* [EXERCISE] Copy out all lines of the material below in which "JSON" occurs.

INFORMATION GIVEN: Begin

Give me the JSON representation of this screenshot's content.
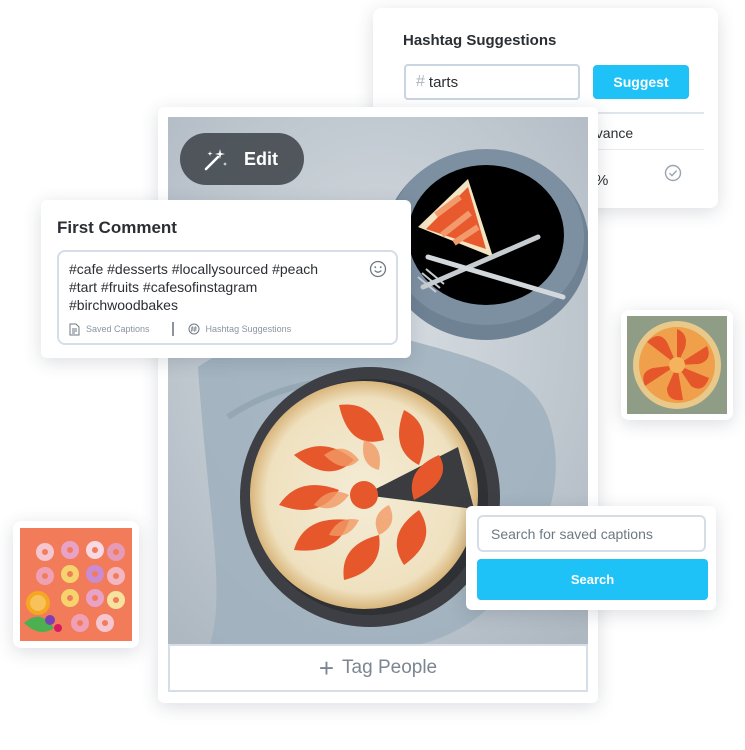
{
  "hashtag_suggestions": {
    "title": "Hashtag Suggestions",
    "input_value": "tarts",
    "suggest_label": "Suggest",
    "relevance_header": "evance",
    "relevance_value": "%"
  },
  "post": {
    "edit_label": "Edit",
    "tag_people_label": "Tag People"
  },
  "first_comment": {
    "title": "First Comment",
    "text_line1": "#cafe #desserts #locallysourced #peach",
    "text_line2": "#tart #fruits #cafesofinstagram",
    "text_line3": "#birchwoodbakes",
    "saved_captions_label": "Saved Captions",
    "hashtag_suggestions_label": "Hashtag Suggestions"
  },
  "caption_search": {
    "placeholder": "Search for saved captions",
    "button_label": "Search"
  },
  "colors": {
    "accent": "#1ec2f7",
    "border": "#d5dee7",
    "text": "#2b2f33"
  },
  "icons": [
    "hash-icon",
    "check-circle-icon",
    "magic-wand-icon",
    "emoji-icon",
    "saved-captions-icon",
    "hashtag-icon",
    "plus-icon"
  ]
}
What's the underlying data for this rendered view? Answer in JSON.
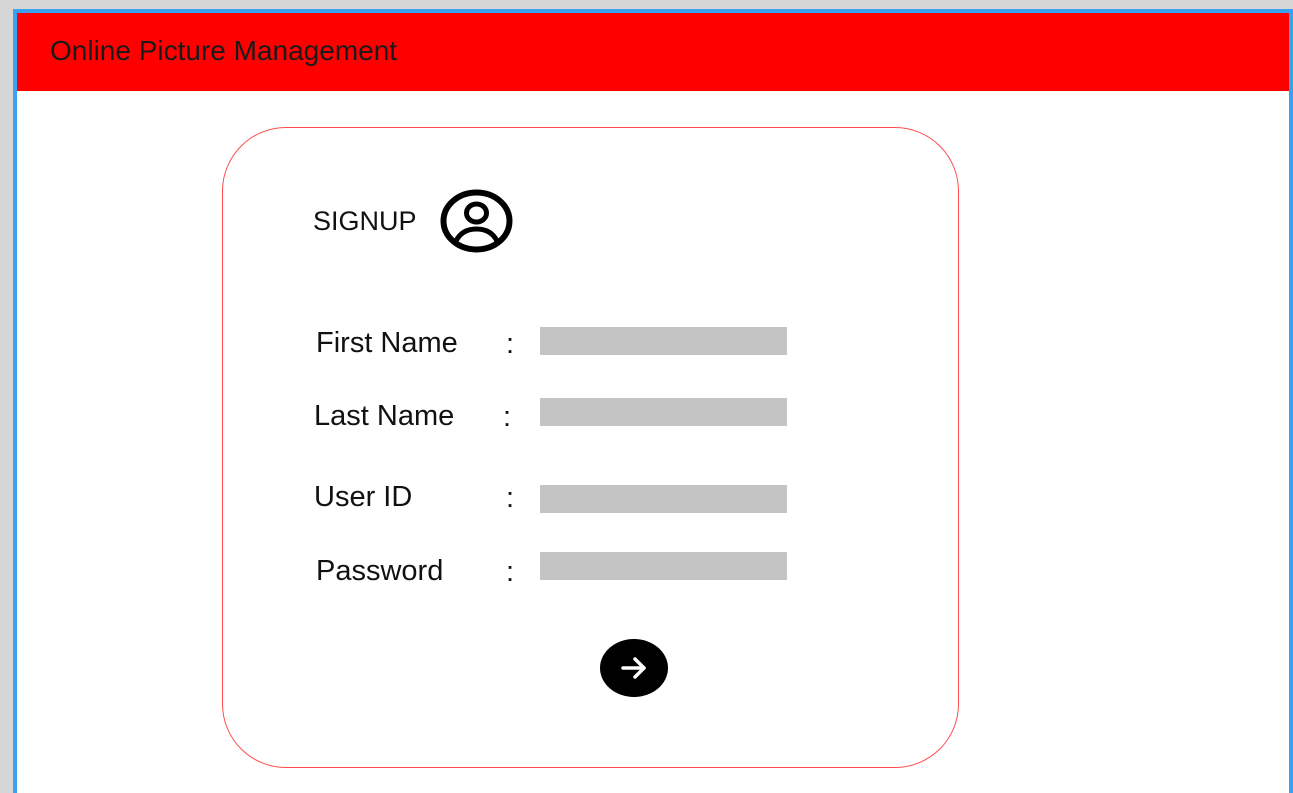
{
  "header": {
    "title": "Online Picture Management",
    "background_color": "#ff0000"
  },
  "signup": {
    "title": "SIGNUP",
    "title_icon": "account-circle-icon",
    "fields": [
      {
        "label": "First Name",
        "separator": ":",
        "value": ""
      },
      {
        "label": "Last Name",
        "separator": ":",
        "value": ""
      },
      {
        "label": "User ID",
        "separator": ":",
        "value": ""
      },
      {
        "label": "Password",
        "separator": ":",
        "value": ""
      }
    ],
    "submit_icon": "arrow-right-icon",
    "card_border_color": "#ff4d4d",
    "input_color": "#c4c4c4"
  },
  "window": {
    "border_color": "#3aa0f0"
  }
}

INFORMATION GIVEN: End

* [EXERCISE RESULT]
Give me the JSON representation of this screenshot's content.
What's the underlying data for this rendered view? Answer in JSON.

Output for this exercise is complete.